A further aspect of this study which has rarely been used previously was the use of the results of National Curriculum tests and standard Scottish tests to compare the school performance of the two groups. Although there is considerable criticism of several aspects of these systems, they discriminated remarkably well between the abilities of the ELGA and control teenagers. This was also the finding in an earlier study in which Key Stage 1 results were used as one way of measuring school performance in a large study of seven year old children of differing birth weights.33 This may be a useful approach for ascertaining outcomes in large multicentre trials or studies where follow up may otherwise be very time consuming and expensive. Combining information from child health systems and the educational services could, if fully implemented, be a powerful way of monitoring the impact of increasing survival of the very immature infant.
One of the most interesting findings in this study was the apparent difference between ELGA parents and teenagers in their perception of illness and abilities, an observation also made by Saigal et al34 in their study of babies born with an extremely low birth weight and more recently by Dinesen and Greisen.35 These differing perceptions in our study population are being explored and will be reported in a further paper.
In summary, there appears to be a residual morbidity among ELGA teenagers attending mainstream school when compared with classroom peers. Although a number of them have serious academic and health difficulties, most feel they are coping well with school and family life and have a positive view of the future. The optimistic views of the teenagers themselves, however, should not obscure the fact that some of them will need continuing support by health, educational, and social services into adulthood. Quite how they will fare as they meet the challenges of the workplace, establish life long relationships, and themselves adopt a parenting role is not yet known.
We thank the teenagers themselves, their parents, teachers, and general practitioners for their cooperation and interest in the study. The study was suggested by Edmund Hey. Members of the ELGA Steering Group were Sarah Arkle, Ursula Bowler, Frances Gardner, Edmund Hey, Christine Hockley, Ann Johnson, Michael Jones, Barbara Maughan, Lesley Mutch, Anne Stewart, Unni Wariyar, and Patricia Yudkin. The project was coordinated by Shona Donald in Scotland, Susan Fritz in Newcastle, and overall coordination was by Ursula Bowler in Oxford.

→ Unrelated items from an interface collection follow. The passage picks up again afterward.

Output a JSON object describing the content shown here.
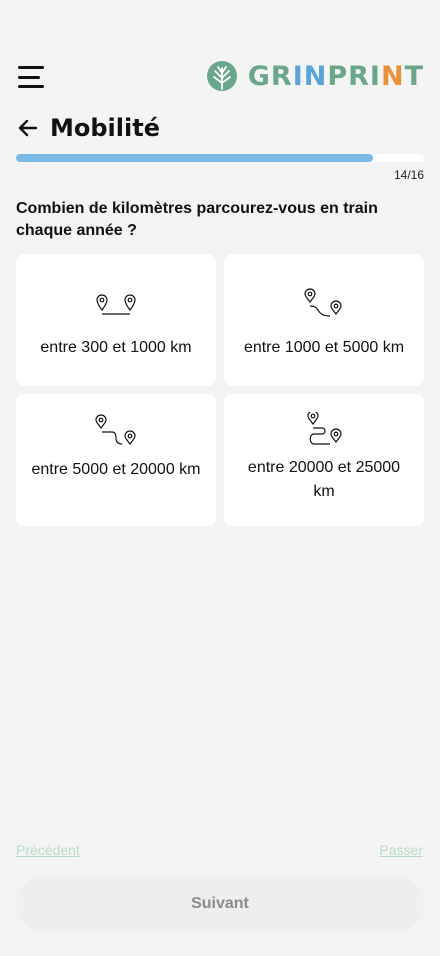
{
  "header": {
    "brand": {
      "part1": "GR",
      "part2": "IN",
      "part3": "PRI",
      "part4": "N",
      "part5": "T"
    },
    "icons": {
      "menu": "hamburger-menu-icon",
      "logo": "tree-leaf-logo-icon",
      "back": "arrow-left-icon"
    }
  },
  "page": {
    "title": "Mobilité"
  },
  "progress": {
    "current": 14,
    "total": 16,
    "label": "14/16",
    "fraction": 0.875,
    "color": "#7ab8e6"
  },
  "question": "Combien de kilomètres parcourez-vous en train chaque année ?",
  "options": [
    {
      "label": "entre 300 et 1000 km",
      "icon": "two-pins-straight-icon"
    },
    {
      "label": "entre 1000 et 5000 km",
      "icon": "two-pins-curve-icon"
    },
    {
      "label": "entre 5000 et 20000 km",
      "icon": "two-pins-wave-icon"
    },
    {
      "label": "entre 20000 et 25000 km",
      "icon": "two-pins-loop-icon"
    }
  ],
  "footer": {
    "prev": "Précédent",
    "skip": "Passer",
    "next": "Suivant"
  },
  "colors": {
    "background": "#f4f4f4",
    "brand_green": "#6aa68a",
    "brand_blue": "#5aa5d6",
    "brand_orange": "#e8903a",
    "link_muted": "#b7dcc6"
  }
}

Jaideep Singh was involved in data collection in the Northern Region. The project was funded by Action Research. Core funding for the National Perinatal Epidemiology Unit is provided by the Department of Health.